|This romantic cliffhanger about a woman pursued by her ex-lover, a relentless stalker, seems sprung from today's headlines. Yet Alcott (1832-1888) wrote it more than a century and a quarter ago, in 1866 (two years before the appearance of Little Women), only to see it rejected it as ``too sensational'' by the magazine that had requested it. The novel has remained unpublished until now. Its heroine, the lonely, trusting 18-year-old Rosamond Vivian, who lives with her flinty, unloving grandfather on an English island, falls for the cynical, suave Phillip Tempest, who's nearly twice her age. He whisks her off to his Mediterranean villa near Nice, promising to marry her, but when she discovers that he is secretly married (and strongly suspects that he has murdered the son he never acknowledged), Rosamond flees to Paris, assuming a new identity. Phillip obsessively stalks her for two years, from France, where she seeks refuge in a convent and falls in love with a protective priest, to Germany, where Phillip has her committed to a lunatic asylum; eventually she flees to England. Alcott's portrayals of the pathological Phillip and of the conflicted Rosamondwho initially clings to her ex-lover, hoping to reform him until she realizes he is a murderous bruteshow strong psychological insights. This absorbing novel revises our image of a complex and, it is now clear, prescient writer. Major ad/promo; Literary Guild selection; first serial to Ladies Home Journal; film rights to Citadel Entertainment (Sept.) (c) Copyright PWxyz, LLC. All rights reserved|
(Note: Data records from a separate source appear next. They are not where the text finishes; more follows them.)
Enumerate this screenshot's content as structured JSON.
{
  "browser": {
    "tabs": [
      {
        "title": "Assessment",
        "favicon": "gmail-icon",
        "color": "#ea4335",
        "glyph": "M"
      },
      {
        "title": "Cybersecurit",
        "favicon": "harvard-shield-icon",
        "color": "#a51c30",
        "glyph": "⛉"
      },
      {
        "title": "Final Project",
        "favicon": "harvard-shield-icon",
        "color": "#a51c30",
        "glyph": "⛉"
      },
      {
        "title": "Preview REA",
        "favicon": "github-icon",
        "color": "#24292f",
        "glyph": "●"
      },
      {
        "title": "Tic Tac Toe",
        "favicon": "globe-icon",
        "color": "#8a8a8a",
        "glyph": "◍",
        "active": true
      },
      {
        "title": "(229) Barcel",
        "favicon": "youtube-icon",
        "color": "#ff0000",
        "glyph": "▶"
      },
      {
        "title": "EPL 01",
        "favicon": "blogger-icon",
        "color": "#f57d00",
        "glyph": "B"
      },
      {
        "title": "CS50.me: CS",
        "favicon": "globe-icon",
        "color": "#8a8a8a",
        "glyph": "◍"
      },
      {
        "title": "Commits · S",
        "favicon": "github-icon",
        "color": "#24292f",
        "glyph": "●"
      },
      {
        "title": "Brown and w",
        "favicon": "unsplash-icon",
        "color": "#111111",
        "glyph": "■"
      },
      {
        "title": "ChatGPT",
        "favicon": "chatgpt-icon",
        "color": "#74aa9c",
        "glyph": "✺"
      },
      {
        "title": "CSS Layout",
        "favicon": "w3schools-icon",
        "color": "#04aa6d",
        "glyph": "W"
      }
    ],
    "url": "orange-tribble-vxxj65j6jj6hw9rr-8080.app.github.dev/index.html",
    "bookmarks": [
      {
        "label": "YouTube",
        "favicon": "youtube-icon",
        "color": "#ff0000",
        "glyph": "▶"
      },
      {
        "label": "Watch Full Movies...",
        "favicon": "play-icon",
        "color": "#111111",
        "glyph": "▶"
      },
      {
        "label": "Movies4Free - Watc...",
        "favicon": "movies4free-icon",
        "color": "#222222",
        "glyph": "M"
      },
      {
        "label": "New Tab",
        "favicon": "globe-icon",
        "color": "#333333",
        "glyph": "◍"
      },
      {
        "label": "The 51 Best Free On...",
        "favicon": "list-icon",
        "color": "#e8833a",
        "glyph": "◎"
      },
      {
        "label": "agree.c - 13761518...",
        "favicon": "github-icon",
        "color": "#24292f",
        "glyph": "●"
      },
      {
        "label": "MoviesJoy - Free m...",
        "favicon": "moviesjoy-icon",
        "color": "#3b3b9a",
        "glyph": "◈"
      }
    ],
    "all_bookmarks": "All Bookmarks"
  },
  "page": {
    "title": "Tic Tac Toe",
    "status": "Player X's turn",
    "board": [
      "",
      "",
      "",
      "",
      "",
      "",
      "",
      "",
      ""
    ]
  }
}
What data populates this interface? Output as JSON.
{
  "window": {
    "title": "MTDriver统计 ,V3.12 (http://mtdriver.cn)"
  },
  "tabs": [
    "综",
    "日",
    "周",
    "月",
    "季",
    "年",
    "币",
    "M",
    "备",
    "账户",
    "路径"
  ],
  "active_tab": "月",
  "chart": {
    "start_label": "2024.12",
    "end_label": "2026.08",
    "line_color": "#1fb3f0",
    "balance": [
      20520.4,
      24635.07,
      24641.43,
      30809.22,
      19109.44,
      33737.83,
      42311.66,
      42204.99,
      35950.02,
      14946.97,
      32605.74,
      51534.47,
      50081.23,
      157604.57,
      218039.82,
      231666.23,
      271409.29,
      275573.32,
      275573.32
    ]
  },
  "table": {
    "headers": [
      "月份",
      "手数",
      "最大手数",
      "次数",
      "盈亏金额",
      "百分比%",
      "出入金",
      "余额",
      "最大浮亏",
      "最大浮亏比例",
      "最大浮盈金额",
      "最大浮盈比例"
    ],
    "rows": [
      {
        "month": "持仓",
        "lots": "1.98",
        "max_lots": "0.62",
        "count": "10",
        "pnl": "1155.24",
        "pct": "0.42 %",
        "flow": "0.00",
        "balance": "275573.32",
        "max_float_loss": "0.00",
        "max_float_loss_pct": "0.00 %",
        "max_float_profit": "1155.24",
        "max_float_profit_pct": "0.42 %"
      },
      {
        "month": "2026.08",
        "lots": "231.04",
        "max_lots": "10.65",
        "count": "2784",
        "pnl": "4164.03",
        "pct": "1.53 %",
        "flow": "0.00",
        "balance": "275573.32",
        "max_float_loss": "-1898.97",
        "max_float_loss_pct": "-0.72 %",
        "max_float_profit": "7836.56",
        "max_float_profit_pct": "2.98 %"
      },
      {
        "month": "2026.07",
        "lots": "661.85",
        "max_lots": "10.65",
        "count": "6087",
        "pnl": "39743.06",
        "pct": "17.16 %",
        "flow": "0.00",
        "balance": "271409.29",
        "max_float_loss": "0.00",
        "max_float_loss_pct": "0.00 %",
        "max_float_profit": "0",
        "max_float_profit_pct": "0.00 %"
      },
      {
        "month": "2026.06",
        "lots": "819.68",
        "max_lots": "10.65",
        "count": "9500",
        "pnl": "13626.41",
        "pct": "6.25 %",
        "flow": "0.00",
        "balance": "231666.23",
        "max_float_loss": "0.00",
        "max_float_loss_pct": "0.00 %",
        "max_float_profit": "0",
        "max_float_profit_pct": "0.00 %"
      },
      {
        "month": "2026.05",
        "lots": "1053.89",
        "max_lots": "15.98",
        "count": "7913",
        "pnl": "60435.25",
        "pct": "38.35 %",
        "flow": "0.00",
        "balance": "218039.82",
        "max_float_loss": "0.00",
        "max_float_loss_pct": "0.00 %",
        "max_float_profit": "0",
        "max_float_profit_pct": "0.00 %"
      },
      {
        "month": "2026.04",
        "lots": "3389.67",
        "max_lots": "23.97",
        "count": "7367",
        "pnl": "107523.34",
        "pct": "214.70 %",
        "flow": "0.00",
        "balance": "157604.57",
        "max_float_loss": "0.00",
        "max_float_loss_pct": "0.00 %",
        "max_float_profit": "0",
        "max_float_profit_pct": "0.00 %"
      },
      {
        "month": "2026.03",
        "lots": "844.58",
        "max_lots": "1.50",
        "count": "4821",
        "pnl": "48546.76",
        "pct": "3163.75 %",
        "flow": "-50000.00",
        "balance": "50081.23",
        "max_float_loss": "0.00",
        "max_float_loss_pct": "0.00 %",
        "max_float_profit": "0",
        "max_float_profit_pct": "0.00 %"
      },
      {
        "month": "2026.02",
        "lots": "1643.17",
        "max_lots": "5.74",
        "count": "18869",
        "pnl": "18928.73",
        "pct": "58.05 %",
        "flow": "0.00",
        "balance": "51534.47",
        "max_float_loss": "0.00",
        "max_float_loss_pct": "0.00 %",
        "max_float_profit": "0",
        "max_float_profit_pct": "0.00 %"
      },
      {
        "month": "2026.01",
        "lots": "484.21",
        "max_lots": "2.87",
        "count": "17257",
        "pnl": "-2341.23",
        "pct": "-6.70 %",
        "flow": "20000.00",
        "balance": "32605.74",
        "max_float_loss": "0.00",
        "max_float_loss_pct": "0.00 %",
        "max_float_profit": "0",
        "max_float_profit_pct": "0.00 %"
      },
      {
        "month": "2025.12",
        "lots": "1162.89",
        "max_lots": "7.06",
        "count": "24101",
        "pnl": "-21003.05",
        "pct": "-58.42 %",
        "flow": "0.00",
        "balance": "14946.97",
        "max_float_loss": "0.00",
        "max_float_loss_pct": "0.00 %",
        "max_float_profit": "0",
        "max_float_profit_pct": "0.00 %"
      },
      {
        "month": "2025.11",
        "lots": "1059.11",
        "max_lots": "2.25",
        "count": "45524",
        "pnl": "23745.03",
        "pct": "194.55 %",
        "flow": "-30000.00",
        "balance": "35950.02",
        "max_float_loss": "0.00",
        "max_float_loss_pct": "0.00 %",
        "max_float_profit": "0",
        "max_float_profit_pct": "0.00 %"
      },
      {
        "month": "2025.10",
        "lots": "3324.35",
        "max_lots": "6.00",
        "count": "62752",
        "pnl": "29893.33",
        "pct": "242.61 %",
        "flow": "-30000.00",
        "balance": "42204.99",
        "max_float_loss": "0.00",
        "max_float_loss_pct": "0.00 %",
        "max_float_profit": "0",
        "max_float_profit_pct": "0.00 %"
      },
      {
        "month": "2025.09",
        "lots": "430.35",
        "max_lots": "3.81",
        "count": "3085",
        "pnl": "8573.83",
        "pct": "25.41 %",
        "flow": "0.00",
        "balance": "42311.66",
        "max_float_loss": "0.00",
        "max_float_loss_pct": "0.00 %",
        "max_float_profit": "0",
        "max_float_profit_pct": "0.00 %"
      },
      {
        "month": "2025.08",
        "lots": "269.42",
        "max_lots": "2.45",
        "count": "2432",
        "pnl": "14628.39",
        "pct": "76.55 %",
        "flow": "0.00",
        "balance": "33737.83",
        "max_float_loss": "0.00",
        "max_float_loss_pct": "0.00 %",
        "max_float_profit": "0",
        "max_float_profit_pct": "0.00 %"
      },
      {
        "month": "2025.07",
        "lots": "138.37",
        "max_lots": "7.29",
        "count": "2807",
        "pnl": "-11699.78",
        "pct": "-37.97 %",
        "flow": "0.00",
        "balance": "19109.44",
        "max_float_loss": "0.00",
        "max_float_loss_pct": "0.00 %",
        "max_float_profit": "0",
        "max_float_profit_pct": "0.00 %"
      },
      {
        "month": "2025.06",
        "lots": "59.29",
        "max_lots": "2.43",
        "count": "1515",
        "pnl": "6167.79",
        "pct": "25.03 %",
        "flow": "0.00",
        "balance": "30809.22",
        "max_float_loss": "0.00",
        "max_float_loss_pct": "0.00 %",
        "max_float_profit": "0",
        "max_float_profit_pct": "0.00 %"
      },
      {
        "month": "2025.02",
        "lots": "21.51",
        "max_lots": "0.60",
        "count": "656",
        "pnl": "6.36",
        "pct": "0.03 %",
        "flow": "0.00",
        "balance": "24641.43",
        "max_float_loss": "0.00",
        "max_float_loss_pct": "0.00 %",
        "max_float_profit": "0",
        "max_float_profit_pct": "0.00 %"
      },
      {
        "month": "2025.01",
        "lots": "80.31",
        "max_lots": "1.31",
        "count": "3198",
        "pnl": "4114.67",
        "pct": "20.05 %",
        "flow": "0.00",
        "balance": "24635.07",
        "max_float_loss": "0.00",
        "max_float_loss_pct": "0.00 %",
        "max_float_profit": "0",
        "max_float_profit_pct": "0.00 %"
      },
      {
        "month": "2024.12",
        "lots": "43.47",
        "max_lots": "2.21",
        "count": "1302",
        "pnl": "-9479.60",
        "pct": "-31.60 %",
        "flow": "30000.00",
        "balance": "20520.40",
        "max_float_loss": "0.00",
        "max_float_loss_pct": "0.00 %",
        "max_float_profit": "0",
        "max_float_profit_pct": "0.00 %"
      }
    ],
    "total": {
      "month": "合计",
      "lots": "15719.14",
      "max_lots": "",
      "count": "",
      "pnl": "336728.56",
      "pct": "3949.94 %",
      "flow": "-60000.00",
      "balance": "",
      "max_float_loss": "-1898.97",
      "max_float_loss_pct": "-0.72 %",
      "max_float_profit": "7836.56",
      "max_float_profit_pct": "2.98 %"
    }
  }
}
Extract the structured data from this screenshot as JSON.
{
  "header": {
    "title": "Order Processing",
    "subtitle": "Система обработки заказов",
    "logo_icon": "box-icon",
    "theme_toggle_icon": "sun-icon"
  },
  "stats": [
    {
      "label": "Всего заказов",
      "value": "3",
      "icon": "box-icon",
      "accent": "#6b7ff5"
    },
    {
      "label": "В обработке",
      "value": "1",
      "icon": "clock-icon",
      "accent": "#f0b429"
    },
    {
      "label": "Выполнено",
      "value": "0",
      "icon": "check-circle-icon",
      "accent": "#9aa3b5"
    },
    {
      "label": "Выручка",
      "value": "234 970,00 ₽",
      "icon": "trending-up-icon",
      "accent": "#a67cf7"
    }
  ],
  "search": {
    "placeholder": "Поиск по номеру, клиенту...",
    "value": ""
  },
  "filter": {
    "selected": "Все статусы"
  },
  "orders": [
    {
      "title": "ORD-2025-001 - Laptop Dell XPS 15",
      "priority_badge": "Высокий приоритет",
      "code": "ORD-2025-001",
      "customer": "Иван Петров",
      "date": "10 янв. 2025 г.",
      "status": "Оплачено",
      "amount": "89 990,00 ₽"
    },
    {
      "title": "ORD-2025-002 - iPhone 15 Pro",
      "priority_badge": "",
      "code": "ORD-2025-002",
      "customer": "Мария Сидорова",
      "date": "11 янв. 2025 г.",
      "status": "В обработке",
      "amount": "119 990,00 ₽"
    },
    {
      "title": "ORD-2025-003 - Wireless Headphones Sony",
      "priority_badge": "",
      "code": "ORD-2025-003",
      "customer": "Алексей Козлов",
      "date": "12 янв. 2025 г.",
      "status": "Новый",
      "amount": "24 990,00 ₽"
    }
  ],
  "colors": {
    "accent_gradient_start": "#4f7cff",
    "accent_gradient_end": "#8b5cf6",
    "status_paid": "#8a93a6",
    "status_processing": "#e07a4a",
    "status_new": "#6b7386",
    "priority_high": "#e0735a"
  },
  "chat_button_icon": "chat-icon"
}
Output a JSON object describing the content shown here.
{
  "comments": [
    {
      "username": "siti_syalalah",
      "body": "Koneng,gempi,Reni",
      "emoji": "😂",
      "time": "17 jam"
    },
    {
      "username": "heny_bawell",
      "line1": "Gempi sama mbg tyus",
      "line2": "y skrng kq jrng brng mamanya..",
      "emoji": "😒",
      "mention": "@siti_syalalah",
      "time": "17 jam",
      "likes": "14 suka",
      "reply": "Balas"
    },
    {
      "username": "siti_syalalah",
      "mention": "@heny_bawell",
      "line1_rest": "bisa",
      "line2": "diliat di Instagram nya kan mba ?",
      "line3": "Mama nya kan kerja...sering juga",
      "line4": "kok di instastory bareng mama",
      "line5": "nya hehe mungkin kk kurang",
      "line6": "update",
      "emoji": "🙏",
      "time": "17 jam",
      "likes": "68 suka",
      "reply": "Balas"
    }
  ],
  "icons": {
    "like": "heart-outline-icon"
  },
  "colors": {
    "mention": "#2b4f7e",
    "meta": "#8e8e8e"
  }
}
School Library Journal Review
|YAUnpublished until now, this story is the same type of moral tale as Richardson's Pamela or Jane Austen's Sense and Sensibility. Alcott's heroine, Rosamond Vivian, is the antithesis of Jo March. She has been brought up by a cold grandfather in complete seclusion. She does not have the support of family and educated community found in the Concord of Little Women. Nor is she of a literary or spiritual turn. Her one passionate desire is for freedom, and she seizes the opportunity by eloping with Philip Tempest, who deceives her into a mock marriage. Her subsequent disillusionment and flight result in a mad pursuit across Europe by the desperate Tempest. Continuous close calls and betrayals involve male disguise, secret letters, and escape in a hamper. The novel shows the perils awaiting a young woman some 100 years ago who defies society and finds herself beyond its protection and support. While not strong in YA appeal, fans of Little Women may be asking about it.Frances Reiher, Fairfax Public Library System, VA (c) Copyright 2010. Library Journals LLC, a wholly owned subsidiary of Media Source, Inc. No redistribution permitted.|